Dr Sara Salem

Dr Sara Salem

Assistant Professor

Department of Sociology

Telephone
020 78523712
Room No
STC S218
Connect with me

Languages
Arabic, Dutch, English
Key Expertise
Postcolonialism, Decolonization, Feminism, Middle East, Traveling theories

About me

 

I joined the LSE as an Assistant Professor in 2018. My main research interests include political sociology, postcolonial studies, Marxist theory, feminist theory, and global histories of empire and imperialism. I am an editor at the journals Sociological Review and Historical Materialism, and can be found on Twitter at @saramsalem.

My work explores the connections between postcolonial theory and Marxism, with special attention to the context of Egypt and the period of decolonisation in the mid-twentieth century. I am particularly interested in questions of traveling theory, postcolonial/anti-colonial nationalism, and the afterlives and entanglements of European empire in the ‘Middle East’.

I convene the undergraduate course The Sociology of Race and Empire and the postgraduate course The Anticolonial Archive: The Sociology of Empire and its Afterlives, and co-convene the undergraduate course Advanced Social Theory.

My first book, entitled Anticolonial Afterlives in Egypt: The Politics of Hegemony, will be published by Cambridge University Press in 2020. This book builds its analysis of the afterlives of Egypt’s moment of decolonisation through an imagined conversation between Antonio Gramsci and Frantz Fanon around questions of anticolonialism, resistance, revolution and liberation. Anticolonial Afterlives argues that the Nasserist project – created by Gamal Abdel Nasser and the Free Officers in 1952 – remains the only instance of hegemony in modern Egyptian history, and that the 2011 revolution signified the end-point of its decline, decades after it was created. Nasserism was made possible in and through local, regional and global anticolonial politics, even as it reproduced colonial ways of governing that reverberate into Egypt’s present. Anticolonial Afterlives explores these tensions through Gramsci and Fanon, foundational theorists of anti-capitalism and anticolonialism, and in doing so engages with some of the problematics around applying Gramsci’s thought in contexts such as Egypt and thinking about Fanon’s writing in relation to anticolonialism today.

You can find my blog here.

Selected academic publications

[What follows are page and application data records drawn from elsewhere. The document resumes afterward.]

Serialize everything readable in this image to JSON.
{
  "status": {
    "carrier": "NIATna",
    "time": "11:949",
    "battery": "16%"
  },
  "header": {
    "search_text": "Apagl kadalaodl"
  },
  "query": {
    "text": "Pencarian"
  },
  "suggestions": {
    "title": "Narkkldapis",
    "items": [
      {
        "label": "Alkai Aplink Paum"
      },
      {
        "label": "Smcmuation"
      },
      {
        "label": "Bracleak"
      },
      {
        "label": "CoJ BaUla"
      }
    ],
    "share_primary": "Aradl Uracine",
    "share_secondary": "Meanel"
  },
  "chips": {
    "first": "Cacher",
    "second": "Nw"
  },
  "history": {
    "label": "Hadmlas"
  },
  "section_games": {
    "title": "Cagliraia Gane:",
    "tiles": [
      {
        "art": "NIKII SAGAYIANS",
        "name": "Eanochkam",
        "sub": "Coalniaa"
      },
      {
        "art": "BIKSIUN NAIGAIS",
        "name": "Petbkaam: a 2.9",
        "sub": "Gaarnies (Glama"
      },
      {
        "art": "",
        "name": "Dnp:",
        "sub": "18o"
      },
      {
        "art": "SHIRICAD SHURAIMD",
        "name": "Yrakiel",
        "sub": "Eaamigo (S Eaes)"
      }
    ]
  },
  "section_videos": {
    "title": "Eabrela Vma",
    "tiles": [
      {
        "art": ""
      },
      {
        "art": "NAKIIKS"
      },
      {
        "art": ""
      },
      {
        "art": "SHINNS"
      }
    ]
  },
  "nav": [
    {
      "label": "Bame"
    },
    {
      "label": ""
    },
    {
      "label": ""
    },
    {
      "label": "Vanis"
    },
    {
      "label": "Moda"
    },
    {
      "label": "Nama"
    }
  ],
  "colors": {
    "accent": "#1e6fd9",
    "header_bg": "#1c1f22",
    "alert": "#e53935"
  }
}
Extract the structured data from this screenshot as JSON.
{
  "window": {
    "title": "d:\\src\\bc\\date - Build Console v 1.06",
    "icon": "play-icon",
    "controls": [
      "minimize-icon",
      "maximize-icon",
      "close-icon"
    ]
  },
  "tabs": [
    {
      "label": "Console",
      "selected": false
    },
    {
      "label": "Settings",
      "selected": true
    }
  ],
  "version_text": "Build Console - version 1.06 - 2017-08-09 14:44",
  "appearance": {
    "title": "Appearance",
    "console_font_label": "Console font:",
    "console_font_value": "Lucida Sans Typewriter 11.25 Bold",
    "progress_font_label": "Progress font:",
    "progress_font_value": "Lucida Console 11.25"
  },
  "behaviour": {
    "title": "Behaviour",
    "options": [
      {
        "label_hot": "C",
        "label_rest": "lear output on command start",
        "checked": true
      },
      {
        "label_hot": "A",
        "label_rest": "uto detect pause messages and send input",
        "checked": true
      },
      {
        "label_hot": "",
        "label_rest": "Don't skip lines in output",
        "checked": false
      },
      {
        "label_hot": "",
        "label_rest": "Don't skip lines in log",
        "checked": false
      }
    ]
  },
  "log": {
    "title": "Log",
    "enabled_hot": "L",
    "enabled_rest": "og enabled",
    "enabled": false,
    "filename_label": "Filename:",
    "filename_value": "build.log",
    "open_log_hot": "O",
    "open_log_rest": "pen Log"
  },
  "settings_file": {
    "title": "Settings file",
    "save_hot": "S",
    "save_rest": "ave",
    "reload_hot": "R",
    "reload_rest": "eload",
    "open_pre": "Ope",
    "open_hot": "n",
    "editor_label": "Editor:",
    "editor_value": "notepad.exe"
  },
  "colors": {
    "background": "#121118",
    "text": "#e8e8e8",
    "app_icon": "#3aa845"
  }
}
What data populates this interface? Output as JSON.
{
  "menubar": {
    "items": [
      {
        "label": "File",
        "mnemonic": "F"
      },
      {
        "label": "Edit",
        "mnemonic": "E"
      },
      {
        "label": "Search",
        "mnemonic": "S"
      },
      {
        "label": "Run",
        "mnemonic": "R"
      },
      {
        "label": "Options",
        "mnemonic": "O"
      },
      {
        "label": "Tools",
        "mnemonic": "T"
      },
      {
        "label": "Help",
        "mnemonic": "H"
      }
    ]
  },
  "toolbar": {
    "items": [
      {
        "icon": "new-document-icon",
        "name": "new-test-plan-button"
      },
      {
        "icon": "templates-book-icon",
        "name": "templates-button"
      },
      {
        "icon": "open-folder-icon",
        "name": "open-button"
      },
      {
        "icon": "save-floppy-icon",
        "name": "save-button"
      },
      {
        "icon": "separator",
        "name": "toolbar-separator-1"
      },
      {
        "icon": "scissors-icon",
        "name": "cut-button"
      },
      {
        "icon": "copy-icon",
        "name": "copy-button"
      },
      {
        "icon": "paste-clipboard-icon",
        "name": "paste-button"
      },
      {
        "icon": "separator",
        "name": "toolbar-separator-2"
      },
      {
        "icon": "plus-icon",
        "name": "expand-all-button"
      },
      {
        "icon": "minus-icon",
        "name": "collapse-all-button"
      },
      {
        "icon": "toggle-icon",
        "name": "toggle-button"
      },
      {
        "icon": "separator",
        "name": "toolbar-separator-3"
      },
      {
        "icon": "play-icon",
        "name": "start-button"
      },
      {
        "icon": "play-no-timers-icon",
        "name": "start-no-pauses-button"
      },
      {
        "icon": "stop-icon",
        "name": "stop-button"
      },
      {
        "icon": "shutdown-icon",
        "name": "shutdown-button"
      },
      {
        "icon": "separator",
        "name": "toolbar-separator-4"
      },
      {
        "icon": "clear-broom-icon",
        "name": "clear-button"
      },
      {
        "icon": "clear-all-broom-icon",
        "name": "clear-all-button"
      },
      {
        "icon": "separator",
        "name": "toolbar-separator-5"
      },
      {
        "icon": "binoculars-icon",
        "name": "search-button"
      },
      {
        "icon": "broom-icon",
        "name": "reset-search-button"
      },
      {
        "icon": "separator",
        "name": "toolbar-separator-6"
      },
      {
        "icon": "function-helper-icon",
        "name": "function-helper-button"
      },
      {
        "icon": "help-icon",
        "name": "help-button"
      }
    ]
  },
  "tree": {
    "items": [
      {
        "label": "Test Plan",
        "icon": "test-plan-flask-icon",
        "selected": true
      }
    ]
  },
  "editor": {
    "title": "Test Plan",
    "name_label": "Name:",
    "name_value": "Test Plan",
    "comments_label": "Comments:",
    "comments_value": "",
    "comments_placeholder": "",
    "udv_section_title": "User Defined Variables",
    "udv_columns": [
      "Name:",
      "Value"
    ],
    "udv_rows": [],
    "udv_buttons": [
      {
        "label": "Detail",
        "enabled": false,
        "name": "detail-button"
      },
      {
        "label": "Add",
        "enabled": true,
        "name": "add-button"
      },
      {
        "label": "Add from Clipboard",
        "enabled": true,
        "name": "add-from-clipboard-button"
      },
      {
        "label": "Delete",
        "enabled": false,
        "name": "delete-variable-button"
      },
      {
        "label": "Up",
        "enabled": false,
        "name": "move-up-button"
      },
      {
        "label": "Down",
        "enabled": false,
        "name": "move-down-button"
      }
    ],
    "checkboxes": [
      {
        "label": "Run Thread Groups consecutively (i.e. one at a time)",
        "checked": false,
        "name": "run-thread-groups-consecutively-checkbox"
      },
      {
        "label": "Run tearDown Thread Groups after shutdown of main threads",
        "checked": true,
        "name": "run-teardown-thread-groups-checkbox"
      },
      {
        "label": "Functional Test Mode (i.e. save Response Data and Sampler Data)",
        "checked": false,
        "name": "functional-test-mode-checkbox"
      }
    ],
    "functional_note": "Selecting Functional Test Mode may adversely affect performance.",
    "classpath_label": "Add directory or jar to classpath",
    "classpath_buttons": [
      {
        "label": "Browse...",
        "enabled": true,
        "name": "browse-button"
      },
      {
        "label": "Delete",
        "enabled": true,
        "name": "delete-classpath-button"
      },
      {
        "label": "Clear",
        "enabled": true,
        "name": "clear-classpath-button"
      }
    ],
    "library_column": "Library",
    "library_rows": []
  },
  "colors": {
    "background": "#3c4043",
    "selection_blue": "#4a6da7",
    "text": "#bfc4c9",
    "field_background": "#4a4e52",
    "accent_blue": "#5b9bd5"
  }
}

2019 – Haunted Histories: Nasserism and the Promises of the Past. Middle East Critique.

2019 – Co-Editor of a Special Issue for Middle East CritiqueMaking and Unmaking Memories: The Politics of Time in the Contemporary Middle East

2018 - Reading Egypt’s Postcolonial State through Frantz Fanon: hegemony, dependency and development. Interventions: A Journal of Postcolonial Studies.

2018 - On transnational feminist solidarity: The case of Angela Davis in Egypt. Signs: Journal of women and culture in society.

2018 – Teaching tool: Intersectionality. I-Peel.

2017 - Critical interventions in debates on the Arab revolutions: centring class. Review of African Political Economy.

2017 – A Revolutionary Lifeline: Teaching Fanon in Post-Brexit Britain. Historical Materialism.

2017 - Four Women of Egypt: Memory, Geopolitics and the Egyptian Women’s Movement during the Nasser and Sadat Eras. Hypatia: A journal of feminist philosophy.

2017 - How far does neoliberalism go in Egypt? Gender, citizenship, and the making of the ‘rural’ woman. Review of African Political Economy.

2016 - Intersectionality and its discontents: intersectionality as traveling theory. European Journal of Women’s Studies.